● Assigned task: The whole listing, repeated exactly, is what this task asks for.
##### Data under study
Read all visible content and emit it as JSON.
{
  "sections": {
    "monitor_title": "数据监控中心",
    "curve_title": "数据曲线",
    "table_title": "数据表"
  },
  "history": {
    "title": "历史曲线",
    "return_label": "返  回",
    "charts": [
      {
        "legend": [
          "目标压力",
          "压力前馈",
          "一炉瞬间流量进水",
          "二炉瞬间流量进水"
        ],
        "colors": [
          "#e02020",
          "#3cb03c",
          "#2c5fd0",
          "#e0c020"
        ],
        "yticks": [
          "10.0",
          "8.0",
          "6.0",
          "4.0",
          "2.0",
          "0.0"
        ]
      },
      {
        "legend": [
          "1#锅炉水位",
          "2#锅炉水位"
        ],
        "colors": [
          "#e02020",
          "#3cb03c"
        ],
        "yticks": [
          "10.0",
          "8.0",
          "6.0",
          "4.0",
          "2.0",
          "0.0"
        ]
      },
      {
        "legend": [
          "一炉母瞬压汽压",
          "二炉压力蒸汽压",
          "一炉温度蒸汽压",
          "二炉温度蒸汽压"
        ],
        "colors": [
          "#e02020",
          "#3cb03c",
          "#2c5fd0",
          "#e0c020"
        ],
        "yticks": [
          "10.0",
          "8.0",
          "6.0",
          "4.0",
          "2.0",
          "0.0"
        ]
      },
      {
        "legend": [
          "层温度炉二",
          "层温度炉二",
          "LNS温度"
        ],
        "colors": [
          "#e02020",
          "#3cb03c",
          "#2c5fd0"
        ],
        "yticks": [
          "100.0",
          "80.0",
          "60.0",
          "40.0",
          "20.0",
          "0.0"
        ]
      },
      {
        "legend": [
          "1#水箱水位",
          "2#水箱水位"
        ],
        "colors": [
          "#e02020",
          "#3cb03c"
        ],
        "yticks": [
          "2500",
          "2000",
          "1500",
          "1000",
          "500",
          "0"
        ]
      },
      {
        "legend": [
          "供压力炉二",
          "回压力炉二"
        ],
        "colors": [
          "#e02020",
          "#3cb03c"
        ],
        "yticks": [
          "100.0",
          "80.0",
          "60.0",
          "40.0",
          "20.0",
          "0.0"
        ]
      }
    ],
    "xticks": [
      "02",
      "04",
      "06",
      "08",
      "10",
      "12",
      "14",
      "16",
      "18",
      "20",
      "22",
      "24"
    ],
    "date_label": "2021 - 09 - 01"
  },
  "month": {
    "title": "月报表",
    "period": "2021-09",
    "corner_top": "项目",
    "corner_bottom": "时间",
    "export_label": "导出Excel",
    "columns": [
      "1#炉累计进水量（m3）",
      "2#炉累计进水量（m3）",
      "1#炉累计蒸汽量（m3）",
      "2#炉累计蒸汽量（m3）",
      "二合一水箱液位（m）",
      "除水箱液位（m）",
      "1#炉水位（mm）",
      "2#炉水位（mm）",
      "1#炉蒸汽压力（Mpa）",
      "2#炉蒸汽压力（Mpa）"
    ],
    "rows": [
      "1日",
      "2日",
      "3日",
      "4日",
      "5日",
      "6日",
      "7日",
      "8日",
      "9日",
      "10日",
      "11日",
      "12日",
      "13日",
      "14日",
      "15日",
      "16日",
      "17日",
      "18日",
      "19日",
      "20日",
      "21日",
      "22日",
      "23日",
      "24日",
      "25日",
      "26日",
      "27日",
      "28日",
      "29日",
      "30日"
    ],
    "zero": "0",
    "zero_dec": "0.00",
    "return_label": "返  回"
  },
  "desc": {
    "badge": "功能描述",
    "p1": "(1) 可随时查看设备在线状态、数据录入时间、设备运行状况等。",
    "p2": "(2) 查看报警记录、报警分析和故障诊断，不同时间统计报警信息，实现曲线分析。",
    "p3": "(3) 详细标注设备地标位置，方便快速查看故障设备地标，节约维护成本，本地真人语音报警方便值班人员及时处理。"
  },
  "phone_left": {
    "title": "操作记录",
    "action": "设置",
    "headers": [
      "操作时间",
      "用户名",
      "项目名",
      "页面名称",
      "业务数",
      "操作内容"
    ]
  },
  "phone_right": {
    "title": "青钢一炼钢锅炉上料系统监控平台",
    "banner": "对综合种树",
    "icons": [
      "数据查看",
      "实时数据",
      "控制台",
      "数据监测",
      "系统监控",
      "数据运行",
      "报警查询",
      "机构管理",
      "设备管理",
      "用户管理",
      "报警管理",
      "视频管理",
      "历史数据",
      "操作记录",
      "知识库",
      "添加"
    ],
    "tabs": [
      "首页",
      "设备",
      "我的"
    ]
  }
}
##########
● Exercise response:
Read all visible content and emit it as JSON.
{
  "sections": {
    "monitor_title": "数据监控中心",
    "curve_title": "数据曲线",
    "table_title": "数据表"
  },
  "history": {
    "title": "历史曲线",
    "return_label": "返  回",
    "charts": [
      {
        "legend": [
          "目标压力",
          "压力前馈",
          "一炉瞬间流量进水",
          "二炉瞬间流量进水"
        ],
        "colors": [
          "#e02020",
          "#3cb03c",
          "#2c5fd0",
          "#e0c020"
        ],
        "yticks": [
          "10.0",
          "8.0",
          "6.0",
          "4.0",
          "2.0",
          "0.0"
        ]
      },
      {
        "legend": [
          "1#锅炉水位",
          "2#锅炉水位"
        ],
        "colors": [
          "#e02020",
          "#3cb03c"
        ],
        "yticks": [
          "10.0",
          "8.0",
          "6.0",
          "4.0",
          "2.0",
          "0.0"
        ]
      },
      {
        "legend": [
          "一炉母瞬压汽压",
          "二炉压力蒸汽压",
          "一炉温度蒸汽压",
          "二炉温度蒸汽压"
        ],
        "colors": [
          "#e02020",
          "#3cb03c",
          "#2c5fd0",
          "#e0c020"
        ],
        "yticks": [
          "10.0",
          "8.0",
          "6.0",
          "4.0",
          "2.0",
          "0.0"
        ]
      },
      {
        "legend": [
          "层温度炉二",
          "层温度炉二",
          "LNS温度"
        ],
        "colors": [
          "#e02020",
          "#3cb03c",
          "#2c5fd0"
        ],
        "yticks": [
          "100.0",
          "80.0",
          "60.0",
          "40.0",
          "20.0",
          "0.0"
        ]
      },
      {
        "legend": [
          "1#水箱水位",
          "2#水箱水位"
        ],
        "colors": [
          "#e02020",
          "#3cb03c"
        ],
        "yticks": [
          "2500",
          "2000",
          "1500",
          "1000",
          "500",
          "0"
        ]
      },
      {
        "legend": [
          "供压力炉二",
          "回压力炉二"
        ],
        "colors": [
          "#e02020",
          "#3cb03c"
        ],
        "yticks": [
          "100.0",
          "80.0",
          "60.0",
          "40.0",
          "20.0",
          "0.0"
        ]
      }
    ],
    "xticks": [
      "02",
      "04",
      "06",
      "08",
      "10",
      "12",
      "14",
      "16",
      "18",
      "20",
      "22",
      "24"
    ],
    "date_label": "2021 - 09 - 01"
  },
  "month": {
    "title": "月报表",
    "period": "2021-09",
    "corner_top": "项目",
    "corner_bottom": "时间",
    "export_label": "导出Excel",
    "columns": [
      "1#炉累计进水量（m3）",
      "2#炉累计进水量（m3）",
      "1#炉累计蒸汽量（m3）",
      "2#炉累计蒸汽量（m3）",
      "二合一水箱液位（m）",
      "除水箱液位（m）",
      "1#炉水位（mm）",
      "2#炉水位（mm）",
      "1#炉蒸汽压力（Mpa）",
      "2#炉蒸汽压力（Mpa）"
    ],
    "rows": [
      "1日",
      "2日",
      "3日",
      "4日",
      "5日",
      "6日",
      "7日",
      "8日",
      "9日",
      "10日",
      "11日",
      "12日",
      "13日",
      "14日",
      "15日",
      "16日",
      "17日",
      "18日",
      "19日",
      "20日",
      "21日",
      "22日",
      "23日",
      "24日",
      "25日",
      "26日",
      "27日",
      "28日",
      "29日",
      "30日"
    ],
    "zero": "0",
    "zero_dec": "0.00",
    "return_label": "返  回"
  },
  "desc": {
    "badge": "功能描述",
    "p1": "(1) 可随时查看设备在线状态、数据录入时间、设备运行状况等。",
    "p2": "(2) 查看报警记录、报警分析和故障诊断，不同时间统计报警信息，实现曲线分析。",
    "p3": "(3) 详细标注设备地标位置，方便快速查看故障设备地标，节约维护成本，本地真人语音报警方便值班人员及时处理。"
  },
  "phone_left": {
    "title": "操作记录",
    "action": "设置",
    "headers": [
      "操作时间",
      "用户名",
      "项目名",
      "页面名称",
      "业务数",
      "操作内容"
    ]
  },
  "phone_right": {
    "title": "青钢一炼钢锅炉上料系统监控平台",
    "banner": "对综合种树",
    "icons": [
      "数据查看",
      "实时数据",
      "控制台",
      "数据监测",
      "系统监控",
      "数据运行",
      "报警查询",
      "机构管理",
      "设备管理",
      "用户管理",
      "报警管理",
      "视频管理",
      "历史数据",
      "操作记录",
      "知识库",
      "添加"
    ],
    "tabs": [
      "首页",
      "设备",
      "我的"
    ]
  }
}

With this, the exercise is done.